INSTRUCTIONS TO FOLLOW:
Beneath this task is a listing; retype all of it exactly.

DATA EXTRACT:
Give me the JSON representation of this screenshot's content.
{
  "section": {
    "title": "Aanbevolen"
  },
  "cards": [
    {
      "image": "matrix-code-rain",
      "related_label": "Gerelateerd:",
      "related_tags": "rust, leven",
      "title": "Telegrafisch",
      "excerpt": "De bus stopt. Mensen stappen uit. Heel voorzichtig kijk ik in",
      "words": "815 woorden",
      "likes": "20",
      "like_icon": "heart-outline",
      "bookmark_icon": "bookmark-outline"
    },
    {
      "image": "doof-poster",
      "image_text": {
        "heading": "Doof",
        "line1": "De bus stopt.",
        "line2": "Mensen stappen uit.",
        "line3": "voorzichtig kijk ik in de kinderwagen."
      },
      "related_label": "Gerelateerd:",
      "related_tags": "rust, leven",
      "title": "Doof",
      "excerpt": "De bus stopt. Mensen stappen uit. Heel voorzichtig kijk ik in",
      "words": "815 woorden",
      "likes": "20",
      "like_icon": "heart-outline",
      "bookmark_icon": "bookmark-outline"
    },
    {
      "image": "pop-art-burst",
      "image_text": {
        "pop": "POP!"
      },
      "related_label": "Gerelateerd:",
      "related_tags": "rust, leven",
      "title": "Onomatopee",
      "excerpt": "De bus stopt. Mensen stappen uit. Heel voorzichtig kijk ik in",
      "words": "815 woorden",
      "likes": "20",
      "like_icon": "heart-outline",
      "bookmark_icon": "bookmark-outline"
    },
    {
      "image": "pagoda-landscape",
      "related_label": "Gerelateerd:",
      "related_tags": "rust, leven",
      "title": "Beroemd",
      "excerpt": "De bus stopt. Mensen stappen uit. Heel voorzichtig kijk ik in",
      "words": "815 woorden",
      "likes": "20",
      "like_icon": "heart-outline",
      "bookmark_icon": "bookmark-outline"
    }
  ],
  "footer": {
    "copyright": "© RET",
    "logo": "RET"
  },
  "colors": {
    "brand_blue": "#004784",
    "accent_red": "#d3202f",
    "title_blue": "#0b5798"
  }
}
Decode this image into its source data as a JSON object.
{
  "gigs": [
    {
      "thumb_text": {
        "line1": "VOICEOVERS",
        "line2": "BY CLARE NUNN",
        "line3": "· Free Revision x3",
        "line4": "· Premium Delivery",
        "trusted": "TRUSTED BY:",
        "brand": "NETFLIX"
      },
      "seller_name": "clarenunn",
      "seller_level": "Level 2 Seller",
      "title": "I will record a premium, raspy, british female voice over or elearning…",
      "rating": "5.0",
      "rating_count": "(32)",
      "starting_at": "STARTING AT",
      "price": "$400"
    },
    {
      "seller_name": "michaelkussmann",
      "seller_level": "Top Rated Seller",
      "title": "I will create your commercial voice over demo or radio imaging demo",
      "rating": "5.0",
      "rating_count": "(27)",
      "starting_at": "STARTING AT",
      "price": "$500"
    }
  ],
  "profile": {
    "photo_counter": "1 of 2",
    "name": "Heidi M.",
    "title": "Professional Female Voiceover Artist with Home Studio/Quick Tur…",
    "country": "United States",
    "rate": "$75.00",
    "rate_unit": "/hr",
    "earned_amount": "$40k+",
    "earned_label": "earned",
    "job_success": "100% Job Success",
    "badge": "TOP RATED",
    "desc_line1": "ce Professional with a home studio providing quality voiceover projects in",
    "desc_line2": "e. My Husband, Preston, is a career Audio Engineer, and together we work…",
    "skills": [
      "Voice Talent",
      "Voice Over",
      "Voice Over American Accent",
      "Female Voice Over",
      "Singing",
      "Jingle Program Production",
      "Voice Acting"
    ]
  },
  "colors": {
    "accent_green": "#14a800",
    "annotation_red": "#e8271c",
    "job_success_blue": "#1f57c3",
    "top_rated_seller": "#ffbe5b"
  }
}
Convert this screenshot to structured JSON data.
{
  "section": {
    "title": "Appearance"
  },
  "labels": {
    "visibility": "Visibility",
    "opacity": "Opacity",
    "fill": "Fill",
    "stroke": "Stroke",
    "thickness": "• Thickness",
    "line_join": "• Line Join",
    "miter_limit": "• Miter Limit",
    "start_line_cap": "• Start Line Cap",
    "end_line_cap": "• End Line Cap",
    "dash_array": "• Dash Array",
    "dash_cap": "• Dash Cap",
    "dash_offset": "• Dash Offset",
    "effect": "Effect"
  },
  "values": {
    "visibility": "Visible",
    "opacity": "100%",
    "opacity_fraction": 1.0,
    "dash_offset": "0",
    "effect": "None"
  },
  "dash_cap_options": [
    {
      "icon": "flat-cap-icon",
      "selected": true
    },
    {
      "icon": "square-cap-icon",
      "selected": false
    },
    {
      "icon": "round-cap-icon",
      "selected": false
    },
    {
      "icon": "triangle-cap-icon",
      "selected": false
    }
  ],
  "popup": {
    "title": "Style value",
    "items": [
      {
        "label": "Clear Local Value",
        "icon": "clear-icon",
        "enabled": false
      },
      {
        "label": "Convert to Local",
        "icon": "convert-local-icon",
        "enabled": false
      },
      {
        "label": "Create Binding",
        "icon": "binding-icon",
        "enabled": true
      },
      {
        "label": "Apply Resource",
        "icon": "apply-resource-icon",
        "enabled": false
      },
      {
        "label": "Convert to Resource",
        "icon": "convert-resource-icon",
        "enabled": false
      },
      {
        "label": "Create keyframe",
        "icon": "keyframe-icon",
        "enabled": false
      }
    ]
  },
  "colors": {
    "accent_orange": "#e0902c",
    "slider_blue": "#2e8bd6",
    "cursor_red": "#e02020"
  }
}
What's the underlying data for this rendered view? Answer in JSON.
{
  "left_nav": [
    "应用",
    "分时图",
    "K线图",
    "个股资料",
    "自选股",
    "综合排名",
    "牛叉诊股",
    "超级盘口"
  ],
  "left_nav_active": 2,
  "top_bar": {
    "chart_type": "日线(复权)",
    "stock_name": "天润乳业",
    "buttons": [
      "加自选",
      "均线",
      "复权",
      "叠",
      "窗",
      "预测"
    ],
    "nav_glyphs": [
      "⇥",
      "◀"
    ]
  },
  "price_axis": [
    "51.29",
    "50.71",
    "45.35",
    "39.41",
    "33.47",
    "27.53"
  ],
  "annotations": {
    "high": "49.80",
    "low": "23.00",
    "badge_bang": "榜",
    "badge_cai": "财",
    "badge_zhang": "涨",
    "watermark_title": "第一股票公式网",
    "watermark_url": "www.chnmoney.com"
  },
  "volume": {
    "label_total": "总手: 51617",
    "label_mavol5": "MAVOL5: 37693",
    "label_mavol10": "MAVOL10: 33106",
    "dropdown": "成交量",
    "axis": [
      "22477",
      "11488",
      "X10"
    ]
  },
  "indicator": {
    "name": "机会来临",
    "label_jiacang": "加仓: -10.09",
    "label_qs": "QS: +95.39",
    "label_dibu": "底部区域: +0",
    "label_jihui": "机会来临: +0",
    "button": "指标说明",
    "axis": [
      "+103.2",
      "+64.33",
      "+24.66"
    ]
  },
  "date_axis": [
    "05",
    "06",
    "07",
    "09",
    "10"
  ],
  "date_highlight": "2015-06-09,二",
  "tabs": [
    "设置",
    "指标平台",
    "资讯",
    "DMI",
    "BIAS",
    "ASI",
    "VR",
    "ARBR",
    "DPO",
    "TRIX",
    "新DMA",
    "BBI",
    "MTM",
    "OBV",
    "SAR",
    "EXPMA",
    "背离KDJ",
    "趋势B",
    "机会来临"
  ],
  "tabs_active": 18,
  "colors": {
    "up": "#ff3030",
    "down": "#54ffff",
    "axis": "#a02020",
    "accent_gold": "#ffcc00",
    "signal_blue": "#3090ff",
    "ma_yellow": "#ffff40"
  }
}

OUTPUT OF THE TASK:
Give me the JSON representation of this screenshot's content.
{
  "section": {
    "title": "Aanbevolen"
  },
  "cards": [
    {
      "image": "matrix-code-rain",
      "related_label": "Gerelateerd:",
      "related_tags": "rust, leven",
      "title": "Telegrafisch",
      "excerpt": "De bus stopt. Mensen stappen uit. Heel voorzichtig kijk ik in",
      "words": "815 woorden",
      "likes": "20",
      "like_icon": "heart-outline",
      "bookmark_icon": "bookmark-outline"
    },
    {
      "image": "doof-poster",
      "image_text": {
        "heading": "Doof",
        "line1": "De bus stopt.",
        "line2": "Mensen stappen uit.",
        "line3": "voorzichtig kijk ik in de kinderwagen."
      },
      "related_label": "Gerelateerd:",
      "related_tags": "rust, leven",
      "title": "Doof",
      "excerpt": "De bus stopt. Mensen stappen uit. Heel voorzichtig kijk ik in",
      "words": "815 woorden",
      "likes": "20",
      "like_icon": "heart-outline",
      "bookmark_icon": "bookmark-outline"
    },
    {
      "image": "pop-art-burst",
      "image_text": {
        "pop": "POP!"
      },
      "related_label": "Gerelateerd:",
      "related_tags": "rust, leven",
      "title": "Onomatopee",
      "excerpt": "De bus stopt. Mensen stappen uit. Heel voorzichtig kijk ik in",
      "words": "815 woorden",
      "likes": "20",
      "like_icon": "heart-outline",
      "bookmark_icon": "bookmark-outline"
    },
    {
      "image": "pagoda-landscape",
      "related_label": "Gerelateerd:",
      "related_tags": "rust, leven",
      "title": "Beroemd",
      "excerpt": "De bus stopt. Mensen stappen uit. Heel voorzichtig kijk ik in",
      "words": "815 woorden",
      "likes": "20",
      "like_icon": "heart-outline",
      "bookmark_icon": "bookmark-outline"
    }
  ],
  "footer": {
    "copyright": "© RET",
    "logo": "RET"
  },
  "colors": {
    "brand_blue": "#004784",
    "accent_red": "#d3202f",
    "title_blue": "#0b5798"
  }
}
Decode this image into its source data as a JSON object.
{
  "gigs": [
    {
      "thumb_text": {
        "line1": "VOICEOVERS",
        "line2": "BY CLARE NUNN",
        "line3": "· Free Revision x3",
        "line4": "· Premium Delivery",
        "trusted": "TRUSTED BY:",
        "brand": "NETFLIX"
      },
      "seller_name": "clarenunn",
      "seller_level": "Level 2 Seller",
      "title": "I will record a premium, raspy, british female voice over or elearning…",
      "rating": "5.0",
      "rating_count": "(32)",
      "starting_at": "STARTING AT",
      "price": "$400"
    },
    {
      "seller_name": "michaelkussmann",
      "seller_level": "Top Rated Seller",
      "title": "I will create your commercial voice over demo or radio imaging demo",
      "rating": "5.0",
      "rating_count": "(27)",
      "starting_at": "STARTING AT",
      "price": "$500"
    }
  ],
  "profile": {
    "photo_counter": "1 of 2",
    "name": "Heidi M.",
    "title": "Professional Female Voiceover Artist with Home Studio/Quick Tur…",
    "country": "United States",
    "rate": "$75.00",
    "rate_unit": "/hr",
    "earned_amount": "$40k+",
    "earned_label": "earned",
    "job_success": "100% Job Success",
    "badge": "TOP RATED",
    "desc_line1": "ce Professional with a home studio providing quality voiceover projects in",
    "desc_line2": "e. My Husband, Preston, is a career Audio Engineer, and together we work…",
    "skills": [
      "Voice Talent",
      "Voice Over",
      "Voice Over American Accent",
      "Female Voice Over",
      "Singing",
      "Jingle Program Production",
      "Voice Acting"
    ]
  },
  "colors": {
    "accent_green": "#14a800",
    "annotation_red": "#e8271c",
    "job_success_blue": "#1f57c3",
    "top_rated_seller": "#ffbe5b"
  }
}
Convert this screenshot to structured JSON data.
{
  "section": {
    "title": "Appearance"
  },
  "labels": {
    "visibility": "Visibility",
    "opacity": "Opacity",
    "fill": "Fill",
    "stroke": "Stroke",
    "thickness": "• Thickness",
    "line_join": "• Line Join",
    "miter_limit": "• Miter Limit",
    "start_line_cap": "• Start Line Cap",
    "end_line_cap": "• End Line Cap",
    "dash_array": "• Dash Array",
    "dash_cap": "• Dash Cap",
    "dash_offset": "• Dash Offset",
    "effect": "Effect"
  },
  "values": {
    "visibility": "Visible",
    "opacity": "100%",
    "opacity_fraction": 1.0,
    "dash_offset": "0",
    "effect": "None"
  },
  "dash_cap_options": [
    {
      "icon": "flat-cap-icon",
      "selected": true
    },
    {
      "icon": "square-cap-icon",
      "selected": false
    },
    {
      "icon": "round-cap-icon",
      "selected": false
    },
    {
      "icon": "triangle-cap-icon",
      "selected": false
    }
  ],
  "popup": {
    "title": "Style value",
    "items": [
      {
        "label": "Clear Local Value",
        "icon": "clear-icon",
        "enabled": false
      },
      {
        "label": "Convert to Local",
        "icon": "convert-local-icon",
        "enabled": false
      },
      {
        "label": "Create Binding",
        "icon": "binding-icon",
        "enabled": true
      },
      {
        "label": "Apply Resource",
        "icon": "apply-resource-icon",
        "enabled": false
      },
      {
        "label": "Convert to Resource",
        "icon": "convert-resource-icon",
        "enabled": false
      },
      {
        "label": "Create keyframe",
        "icon": "keyframe-icon",
        "enabled": false
      }
    ]
  },
  "colors": {
    "accent_orange": "#e0902c",
    "slider_blue": "#2e8bd6",
    "cursor_red": "#e02020"
  }
}
What's the underlying data for this rendered view? Answer in JSON.
{
  "left_nav": [
    "应用",
    "分时图",
    "K线图",
    "个股资料",
    "自选股",
    "综合排名",
    "牛叉诊股",
    "超级盘口"
  ],
  "left_nav_active": 2,
  "top_bar": {
    "chart_type": "日线(复权)",
    "stock_name": "天润乳业",
    "buttons": [
      "加自选",
      "均线",
      "复权",
      "叠",
      "窗",
      "预测"
    ],
    "nav_glyphs": [
      "⇥",
      "◀"
    ]
  },
  "price_axis": [
    "51.29",
    "50.71",
    "45.35",
    "39.41",
    "33.47",
    "27.53"
  ],
  "annotations": {
    "high": "49.80",
    "low": "23.00",
    "badge_bang": "榜",
    "badge_cai": "财",
    "badge_zhang": "涨",
    "watermark_title": "第一股票公式网",
    "watermark_url": "www.chnmoney.com"
  },
  "volume": {
    "label_total": "总手: 51617",
    "label_mavol5": "MAVOL5: 37693",
    "label_mavol10": "MAVOL10: 33106",
    "dropdown": "成交量",
    "axis": [
      "22477",
      "11488",
      "X10"
    ]
  },
  "indicator": {
    "name": "机会来临",
    "label_jiacang": "加仓: -10.09",
    "label_qs": "QS: +95.39",
    "label_dibu": "底部区域: +0",
    "label_jihui": "机会来临: +0",
    "button": "指标说明",
    "axis": [
      "+103.2",
      "+64.33",
      "+24.66"
    ]
  },
  "date_axis": [
    "05",
    "06",
    "07",
    "09",
    "10"
  ],
  "date_highlight": "2015-06-09,二",
  "tabs": [
    "设置",
    "指标平台",
    "资讯",
    "DMI",
    "BIAS",
    "ASI",
    "VR",
    "ARBR",
    "DPO",
    "TRIX",
    "新DMA",
    "BBI",
    "MTM",
    "OBV",
    "SAR",
    "EXPMA",
    "背离KDJ",
    "趋势B",
    "机会来临"
  ],
  "tabs_active": 18,
  "colors": {
    "up": "#ff3030",
    "down": "#54ffff",
    "axis": "#a02020",
    "accent_gold": "#ffcc00",
    "signal_blue": "#3090ff",
    "ma_yellow": "#ffff40"
  }
}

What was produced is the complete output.